[Start of section]
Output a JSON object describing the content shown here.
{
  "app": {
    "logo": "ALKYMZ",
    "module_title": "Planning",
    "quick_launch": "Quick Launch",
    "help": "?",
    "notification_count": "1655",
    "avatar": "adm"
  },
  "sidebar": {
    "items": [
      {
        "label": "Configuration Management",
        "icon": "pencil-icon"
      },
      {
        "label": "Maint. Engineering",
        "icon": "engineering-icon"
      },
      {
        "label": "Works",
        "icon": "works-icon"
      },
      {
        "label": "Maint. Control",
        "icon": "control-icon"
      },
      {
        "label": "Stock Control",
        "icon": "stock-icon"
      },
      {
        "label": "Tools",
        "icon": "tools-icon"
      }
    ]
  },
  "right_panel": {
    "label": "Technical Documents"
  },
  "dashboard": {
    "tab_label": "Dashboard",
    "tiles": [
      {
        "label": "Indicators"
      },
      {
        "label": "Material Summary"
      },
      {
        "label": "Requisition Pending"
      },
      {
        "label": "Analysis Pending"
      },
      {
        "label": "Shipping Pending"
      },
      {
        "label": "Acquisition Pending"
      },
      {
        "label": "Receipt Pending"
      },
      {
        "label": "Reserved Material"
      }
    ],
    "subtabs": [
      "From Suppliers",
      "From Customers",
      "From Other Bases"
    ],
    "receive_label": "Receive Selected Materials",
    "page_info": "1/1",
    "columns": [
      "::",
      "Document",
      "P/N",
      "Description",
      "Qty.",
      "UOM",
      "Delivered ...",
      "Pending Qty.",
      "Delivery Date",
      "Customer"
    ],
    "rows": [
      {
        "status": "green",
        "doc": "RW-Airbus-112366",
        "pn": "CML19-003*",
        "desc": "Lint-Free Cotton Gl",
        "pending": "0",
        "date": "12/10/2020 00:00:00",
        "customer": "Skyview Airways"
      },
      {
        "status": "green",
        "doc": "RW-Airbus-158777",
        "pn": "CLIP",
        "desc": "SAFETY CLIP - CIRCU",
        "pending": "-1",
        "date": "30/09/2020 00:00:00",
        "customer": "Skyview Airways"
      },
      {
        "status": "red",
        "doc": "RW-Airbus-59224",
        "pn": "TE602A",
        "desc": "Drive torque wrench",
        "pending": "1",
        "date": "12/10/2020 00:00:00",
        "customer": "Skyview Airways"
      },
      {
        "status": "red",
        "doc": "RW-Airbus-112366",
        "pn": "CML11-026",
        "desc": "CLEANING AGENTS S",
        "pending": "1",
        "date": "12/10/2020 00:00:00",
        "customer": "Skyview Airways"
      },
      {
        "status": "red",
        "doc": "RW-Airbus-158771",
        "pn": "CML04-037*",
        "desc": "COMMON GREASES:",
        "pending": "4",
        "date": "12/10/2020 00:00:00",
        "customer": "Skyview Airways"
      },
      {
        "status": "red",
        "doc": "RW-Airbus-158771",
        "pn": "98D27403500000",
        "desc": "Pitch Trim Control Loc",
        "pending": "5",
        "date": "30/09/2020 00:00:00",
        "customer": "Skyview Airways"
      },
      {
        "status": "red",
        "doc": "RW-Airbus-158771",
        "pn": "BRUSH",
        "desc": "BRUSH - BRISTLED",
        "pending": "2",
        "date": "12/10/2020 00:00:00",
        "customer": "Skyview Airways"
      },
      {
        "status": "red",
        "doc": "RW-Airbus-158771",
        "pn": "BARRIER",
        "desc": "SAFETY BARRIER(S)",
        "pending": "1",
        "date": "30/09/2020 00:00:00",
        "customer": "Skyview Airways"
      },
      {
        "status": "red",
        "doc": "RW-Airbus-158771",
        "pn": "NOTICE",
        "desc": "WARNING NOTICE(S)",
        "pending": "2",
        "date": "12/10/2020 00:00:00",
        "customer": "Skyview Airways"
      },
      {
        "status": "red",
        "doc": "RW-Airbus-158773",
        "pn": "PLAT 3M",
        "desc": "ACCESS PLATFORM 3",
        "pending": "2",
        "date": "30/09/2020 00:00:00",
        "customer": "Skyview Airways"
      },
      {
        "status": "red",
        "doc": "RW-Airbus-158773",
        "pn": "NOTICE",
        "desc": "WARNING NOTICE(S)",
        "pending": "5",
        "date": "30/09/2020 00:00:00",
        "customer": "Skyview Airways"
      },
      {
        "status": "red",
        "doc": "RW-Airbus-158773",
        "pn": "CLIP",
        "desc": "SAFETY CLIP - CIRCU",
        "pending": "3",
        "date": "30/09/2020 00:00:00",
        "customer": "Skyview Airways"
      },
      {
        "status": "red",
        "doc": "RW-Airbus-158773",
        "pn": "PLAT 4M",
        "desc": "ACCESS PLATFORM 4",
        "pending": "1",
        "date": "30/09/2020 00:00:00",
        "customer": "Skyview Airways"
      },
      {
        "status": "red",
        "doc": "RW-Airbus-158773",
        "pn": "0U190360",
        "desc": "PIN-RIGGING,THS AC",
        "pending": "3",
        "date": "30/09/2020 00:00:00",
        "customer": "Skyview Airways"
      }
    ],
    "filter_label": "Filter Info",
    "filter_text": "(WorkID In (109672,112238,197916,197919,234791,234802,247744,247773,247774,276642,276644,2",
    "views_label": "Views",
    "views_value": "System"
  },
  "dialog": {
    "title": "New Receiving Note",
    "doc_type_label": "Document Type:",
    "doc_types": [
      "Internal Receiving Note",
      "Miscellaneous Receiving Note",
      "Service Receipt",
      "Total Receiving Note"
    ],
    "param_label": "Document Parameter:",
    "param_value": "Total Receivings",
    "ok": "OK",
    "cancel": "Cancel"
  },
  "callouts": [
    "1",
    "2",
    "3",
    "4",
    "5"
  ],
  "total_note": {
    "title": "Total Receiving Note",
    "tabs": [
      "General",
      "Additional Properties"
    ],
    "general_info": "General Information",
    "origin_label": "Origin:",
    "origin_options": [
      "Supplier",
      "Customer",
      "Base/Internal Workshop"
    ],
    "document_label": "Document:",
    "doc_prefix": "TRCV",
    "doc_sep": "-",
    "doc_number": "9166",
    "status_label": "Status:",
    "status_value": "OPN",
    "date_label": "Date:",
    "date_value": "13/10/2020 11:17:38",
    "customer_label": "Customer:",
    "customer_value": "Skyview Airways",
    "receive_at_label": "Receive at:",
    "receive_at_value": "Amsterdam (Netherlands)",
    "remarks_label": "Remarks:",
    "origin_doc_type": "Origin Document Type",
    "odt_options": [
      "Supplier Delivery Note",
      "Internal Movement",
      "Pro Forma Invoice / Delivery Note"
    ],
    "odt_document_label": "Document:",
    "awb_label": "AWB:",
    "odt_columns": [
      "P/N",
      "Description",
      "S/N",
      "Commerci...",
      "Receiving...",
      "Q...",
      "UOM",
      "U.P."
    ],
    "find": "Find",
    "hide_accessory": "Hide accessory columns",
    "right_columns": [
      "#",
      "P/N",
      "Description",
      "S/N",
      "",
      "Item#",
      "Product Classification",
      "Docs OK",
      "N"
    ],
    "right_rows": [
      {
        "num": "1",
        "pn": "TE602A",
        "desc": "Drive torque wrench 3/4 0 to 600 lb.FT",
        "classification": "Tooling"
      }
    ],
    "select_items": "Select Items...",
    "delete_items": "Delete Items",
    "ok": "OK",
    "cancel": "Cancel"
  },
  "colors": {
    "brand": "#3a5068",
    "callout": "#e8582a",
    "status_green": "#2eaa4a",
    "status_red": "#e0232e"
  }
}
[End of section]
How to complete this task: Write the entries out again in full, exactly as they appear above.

Answer box:
Output a JSON object describing the content shown here.
{
  "app": {
    "logo": "ALKYMZ",
    "module_title": "Planning",
    "quick_launch": "Quick Launch",
    "help": "?",
    "notification_count": "1655",
    "avatar": "adm"
  },
  "sidebar": {
    "items": [
      {
        "label": "Configuration Management",
        "icon": "pencil-icon"
      },
      {
        "label": "Maint. Engineering",
        "icon": "engineering-icon"
      },
      {
        "label": "Works",
        "icon": "works-icon"
      },
      {
        "label": "Maint. Control",
        "icon": "control-icon"
      },
      {
        "label": "Stock Control",
        "icon": "stock-icon"
      },
      {
        "label": "Tools",
        "icon": "tools-icon"
      }
    ]
  },
  "right_panel": {
    "label": "Technical Documents"
  },
  "dashboard": {
    "tab_label": "Dashboard",
    "tiles": [
      {
        "label": "Indicators"
      },
      {
        "label": "Material Summary"
      },
      {
        "label": "Requisition Pending"
      },
      {
        "label": "Analysis Pending"
      },
      {
        "label": "Shipping Pending"
      },
      {
        "label": "Acquisition Pending"
      },
      {
        "label": "Receipt Pending"
      },
      {
        "label": "Reserved Material"
      }
    ],
    "subtabs": [
      "From Suppliers",
      "From Customers",
      "From Other Bases"
    ],
    "receive_label": "Receive Selected Materials",
    "page_info": "1/1",
    "columns": [
      "::",
      "Document",
      "P/N",
      "Description",
      "Qty.",
      "UOM",
      "Delivered ...",
      "Pending Qty.",
      "Delivery Date",
      "Customer"
    ],
    "rows": [
      {
        "status": "green",
        "doc": "RW-Airbus-112366",
        "pn": "CML19-003*",
        "desc": "Lint-Free Cotton Gl",
        "pending": "0",
        "date": "12/10/2020 00:00:00",
        "customer": "Skyview Airways"
      },
      {
        "status": "green",
        "doc": "RW-Airbus-158777",
        "pn": "CLIP",
        "desc": "SAFETY CLIP - CIRCU",
        "pending": "-1",
        "date": "30/09/2020 00:00:00",
        "customer": "Skyview Airways"
      },
      {
        "status": "red",
        "doc": "RW-Airbus-59224",
        "pn": "TE602A",
        "desc": "Drive torque wrench",
        "pending": "1",
        "date": "12/10/2020 00:00:00",
        "customer": "Skyview Airways"
      },
      {
        "status": "red",
        "doc": "RW-Airbus-112366",
        "pn": "CML11-026",
        "desc": "CLEANING AGENTS S",
        "pending": "1",
        "date": "12/10/2020 00:00:00",
        "customer": "Skyview Airways"
      },
      {
        "status": "red",
        "doc": "RW-Airbus-158771",
        "pn": "CML04-037*",
        "desc": "COMMON GREASES:",
        "pending": "4",
        "date": "12/10/2020 00:00:00",
        "customer": "Skyview Airways"
      },
      {
        "status": "red",
        "doc": "RW-Airbus-158771",
        "pn": "98D27403500000",
        "desc": "Pitch Trim Control Loc",
        "pending": "5",
        "date": "30/09/2020 00:00:00",
        "customer": "Skyview Airways"
      },
      {
        "status": "red",
        "doc": "RW-Airbus-158771",
        "pn": "BRUSH",
        "desc": "BRUSH - BRISTLED",
        "pending": "2",
        "date": "12/10/2020 00:00:00",
        "customer": "Skyview Airways"
      },
      {
        "status": "red",
        "doc": "RW-Airbus-158771",
        "pn": "BARRIER",
        "desc": "SAFETY BARRIER(S)",
        "pending": "1",
        "date": "30/09/2020 00:00:00",
        "customer": "Skyview Airways"
      },
      {
        "status": "red",
        "doc": "RW-Airbus-158771",
        "pn": "NOTICE",
        "desc": "WARNING NOTICE(S)",
        "pending": "2",
        "date": "12/10/2020 00:00:00",
        "customer": "Skyview Airways"
      },
      {
        "status": "red",
        "doc": "RW-Airbus-158773",
        "pn": "PLAT 3M",
        "desc": "ACCESS PLATFORM 3",
        "pending": "2",
        "date": "30/09/2020 00:00:00",
        "customer": "Skyview Airways"
      },
      {
        "status": "red",
        "doc": "RW-Airbus-158773",
        "pn": "NOTICE",
        "desc": "WARNING NOTICE(S)",
        "pending": "5",
        "date": "30/09/2020 00:00:00",
        "customer": "Skyview Airways"
      },
      {
        "status": "red",
        "doc": "RW-Airbus-158773",
        "pn": "CLIP",
        "desc": "SAFETY CLIP - CIRCU",
        "pending": "3",
        "date": "30/09/2020 00:00:00",
        "customer": "Skyview Airways"
      },
      {
        "status": "red",
        "doc": "RW-Airbus-158773",
        "pn": "PLAT 4M",
        "desc": "ACCESS PLATFORM 4",
        "pending": "1",
        "date": "30/09/2020 00:00:00",
        "customer": "Skyview Airways"
      },
      {
        "status": "red",
        "doc": "RW-Airbus-158773",
        "pn": "0U190360",
        "desc": "PIN-RIGGING,THS AC",
        "pending": "3",
        "date": "30/09/2020 00:00:00",
        "customer": "Skyview Airways"
      }
    ],
    "filter_label": "Filter Info",
    "filter_text": "(WorkID In (109672,112238,197916,197919,234791,234802,247744,247773,247774,276642,276644,2",
    "views_label": "Views",
    "views_value": "System"
  },
  "dialog": {
    "title": "New Receiving Note",
    "doc_type_label": "Document Type:",
    "doc_types": [
      "Internal Receiving Note",
      "Miscellaneous Receiving Note",
      "Service Receipt",
      "Total Receiving Note"
    ],
    "param_label": "Document Parameter:",
    "param_value": "Total Receivings",
    "ok": "OK",
    "cancel": "Cancel"
  },
  "callouts": [
    "1",
    "2",
    "3",
    "4",
    "5"
  ],
  "total_note": {
    "title": "Total Receiving Note",
    "tabs": [
      "General",
      "Additional Properties"
    ],
    "general_info": "General Information",
    "origin_label": "Origin:",
    "origin_options": [
      "Supplier",
      "Customer",
      "Base/Internal Workshop"
    ],
    "document_label": "Document:",
    "doc_prefix": "TRCV",
    "doc_sep": "-",
    "doc_number": "9166",
    "status_label": "Status:",
    "status_value": "OPN",
    "date_label": "Date:",
    "date_value": "13/10/2020 11:17:38",
    "customer_label": "Customer:",
    "customer_value": "Skyview Airways",
    "receive_at_label": "Receive at:",
    "receive_at_value": "Amsterdam (Netherlands)",
    "remarks_label": "Remarks:",
    "origin_doc_type": "Origin Document Type",
    "odt_options": [
      "Supplier Delivery Note",
      "Internal Movement",
      "Pro Forma Invoice / Delivery Note"
    ],
    "odt_document_label": "Document:",
    "awb_label": "AWB:",
    "odt_columns": [
      "P/N",
      "Description",
      "S/N",
      "Commerci...",
      "Receiving...",
      "Q...",
      "UOM",
      "U.P."
    ],
    "find": "Find",
    "hide_accessory": "Hide accessory columns",
    "right_columns": [
      "#",
      "P/N",
      "Description",
      "S/N",
      "",
      "Item#",
      "Product Classification",
      "Docs OK",
      "N"
    ],
    "right_rows": [
      {
        "num": "1",
        "pn": "TE602A",
        "desc": "Drive torque wrench 3/4 0 to 600 lb.FT",
        "classification": "Tooling"
      }
    ],
    "select_items": "Select Items...",
    "delete_items": "Delete Items",
    "ok": "OK",
    "cancel": "Cancel"
  },
  "colors": {
    "brand": "#3a5068",
    "callout": "#e8582a",
    "status_green": "#2eaa4a",
    "status_red": "#e0232e"
  }
}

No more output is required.